---- Records to use
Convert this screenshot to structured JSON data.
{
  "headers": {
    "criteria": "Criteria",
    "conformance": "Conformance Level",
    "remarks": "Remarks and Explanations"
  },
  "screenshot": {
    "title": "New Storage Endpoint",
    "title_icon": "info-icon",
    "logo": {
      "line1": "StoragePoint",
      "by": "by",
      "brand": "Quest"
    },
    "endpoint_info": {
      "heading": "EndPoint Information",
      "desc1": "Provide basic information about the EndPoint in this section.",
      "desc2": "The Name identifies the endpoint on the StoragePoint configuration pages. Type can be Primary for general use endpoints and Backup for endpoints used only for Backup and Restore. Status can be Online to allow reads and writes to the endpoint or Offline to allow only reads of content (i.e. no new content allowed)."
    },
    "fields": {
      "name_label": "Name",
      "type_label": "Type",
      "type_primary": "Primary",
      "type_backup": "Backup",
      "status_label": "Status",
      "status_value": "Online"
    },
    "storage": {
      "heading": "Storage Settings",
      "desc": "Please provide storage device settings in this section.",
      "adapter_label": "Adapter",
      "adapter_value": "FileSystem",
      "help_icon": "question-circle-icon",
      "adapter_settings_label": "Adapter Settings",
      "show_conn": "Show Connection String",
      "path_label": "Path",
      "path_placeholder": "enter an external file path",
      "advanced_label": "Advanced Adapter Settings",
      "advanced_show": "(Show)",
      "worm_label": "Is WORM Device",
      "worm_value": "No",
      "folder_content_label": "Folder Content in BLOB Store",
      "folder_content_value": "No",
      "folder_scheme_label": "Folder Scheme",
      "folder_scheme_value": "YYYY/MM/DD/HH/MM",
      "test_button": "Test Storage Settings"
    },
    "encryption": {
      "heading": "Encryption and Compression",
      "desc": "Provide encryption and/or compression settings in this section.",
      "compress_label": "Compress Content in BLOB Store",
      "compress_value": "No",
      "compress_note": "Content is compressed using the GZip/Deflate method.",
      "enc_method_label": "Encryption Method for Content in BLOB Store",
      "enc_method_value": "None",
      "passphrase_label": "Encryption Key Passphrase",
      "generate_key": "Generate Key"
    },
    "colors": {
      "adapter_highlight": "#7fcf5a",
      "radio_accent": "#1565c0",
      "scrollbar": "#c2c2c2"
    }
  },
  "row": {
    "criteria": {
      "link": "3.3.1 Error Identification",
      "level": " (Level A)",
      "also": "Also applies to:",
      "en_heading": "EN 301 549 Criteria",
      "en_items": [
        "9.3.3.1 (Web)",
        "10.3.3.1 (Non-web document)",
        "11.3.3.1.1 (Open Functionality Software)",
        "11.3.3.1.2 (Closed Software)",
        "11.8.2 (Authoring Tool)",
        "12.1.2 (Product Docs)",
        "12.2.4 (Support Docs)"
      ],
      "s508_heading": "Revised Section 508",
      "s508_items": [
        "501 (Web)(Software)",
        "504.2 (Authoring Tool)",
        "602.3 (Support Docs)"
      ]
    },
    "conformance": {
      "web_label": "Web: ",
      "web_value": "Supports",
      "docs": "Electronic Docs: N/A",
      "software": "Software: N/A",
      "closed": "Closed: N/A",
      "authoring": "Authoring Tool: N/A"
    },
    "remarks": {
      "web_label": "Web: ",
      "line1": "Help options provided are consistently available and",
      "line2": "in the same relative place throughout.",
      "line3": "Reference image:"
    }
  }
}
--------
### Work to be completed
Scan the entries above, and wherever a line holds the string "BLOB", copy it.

### Solution for this exercise
      "folder_content_label": "Folder Content in BLOB Store",
      "compress_label": "Compress Content in BLOB Store",
      "enc_method_label": "Encryption Method for Content in BLOB Store",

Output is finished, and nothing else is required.